6. Grandpa Walton and actor Will Geer died at the same age
We’ve already mentioned that the character of Grandpa Walton was written out of the show after actor Geer passed away in real life. Geer succumbed to respiratory failure, shortly after filming on the sixth season wrapped. The next season began with the other characters mourning the loss of Grandpa. We later see his tombstone, with the lifespan of 1865-1941 on it. That would’ve made him 76, the same age as Geer when he died.
5. Michael Learned left because the show changed too much
Learned admitted that a big part of the reason she quit the show was because she didn’t like how it was changing. Learned left her regular role – returning briefly and in four of the reunion movies – at exactly the same time that the “new” John-Boy – a.k.a. Wightman – joined the series. And it was no coincidence. In 2017 the actress told Fox News, “Frankly, when John-Boy came back with a new face and a new voice, it was like something happened. I just couldn’t do it anymore.”

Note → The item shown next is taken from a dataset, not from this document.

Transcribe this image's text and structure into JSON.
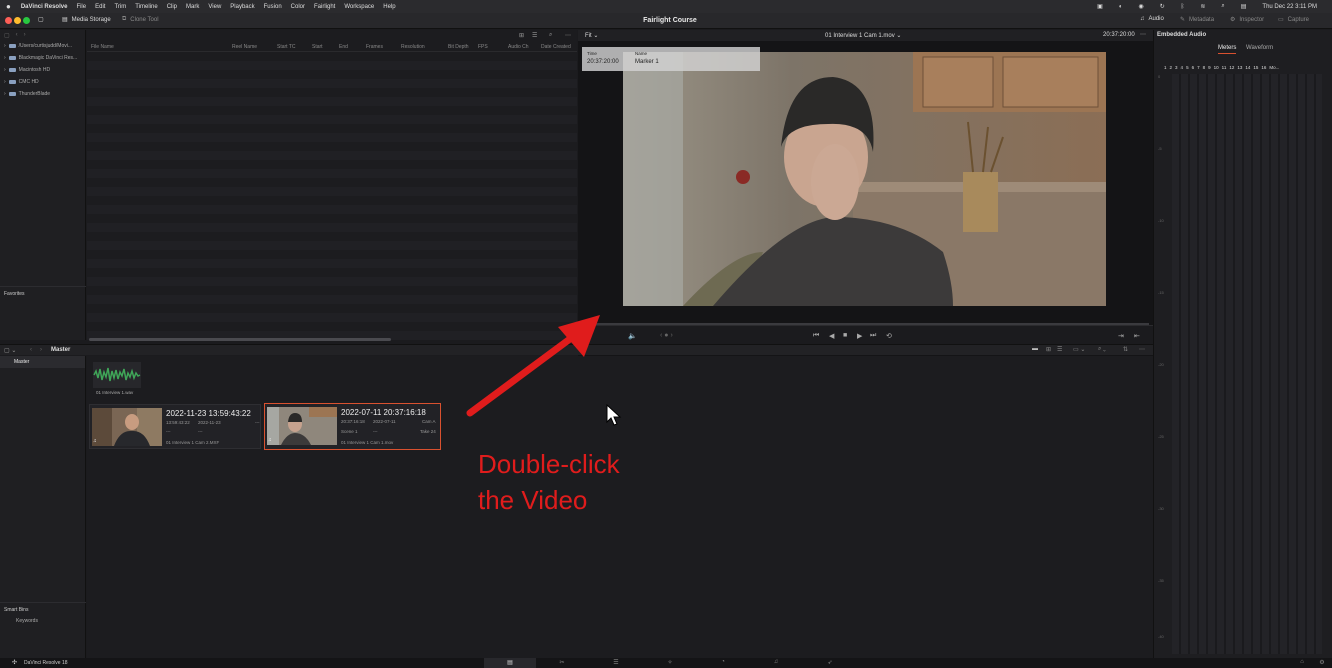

4. Ralph Waite wanted to be a politician
Yes, life after The Waltons saw Waite give politics a try. He ran three times as a Democrat for Congress in California, but was unsuccessful. He also ran in the 1998 special election in Palm Springs, for the chair left by the late Sonny Bono. But he was twice defeated by Sonny’s widow, Mary. Waite even introduced former California Governor Jerry Brown before his speech at the 1992 Democratic presidential nomination.
3. Look closely in the last episode
The last episode of The Waltons – not including the reunion movies – aired in 1981 and was called “The Revel”. It saw John-Boy return to the family roost after an unsuccessful trip to New York to get his third book published. In the final scene of the episode, the Waltons and Godseys gather at the home of the Baldwin sisters for a party. Eagle-eyed viewers might spot a few extra guests at the end… They are long-standing Waltons’ cast and crew members, plus the show’s creator Hamner.
2. Grandma Walton’s illness reflected her real-life health issues
Fans of the show might remember that Esther, or Grandma Walton, was notably absent from the sixth season. And that when she returned, she had very few lines to speak. In an example of art imitating life – it was written into the show that Grandma had suffered a stroke, which actress Corby actually did in real life. In a sad irony, Corby’s first episode after her return was Grandpa actor Geer’s last before he died.
1. The “goodnight” thing came from Earl Hamner’s childhood
Ask anyone what they remember most about The Waltons and they’ll probably tell you it’s the famous “goodnight” sequence to finish up. This is when we see an exterior shot of the Walton house, with the lights turning off one by one as we hear the family bid each other goodnight. Again, this was a tradition lifted from the real-life experience of the show’s creator Hamner, whose family actually used to do this. All together now, “Goodnight John-Boy; goodnight Mary Ellen…”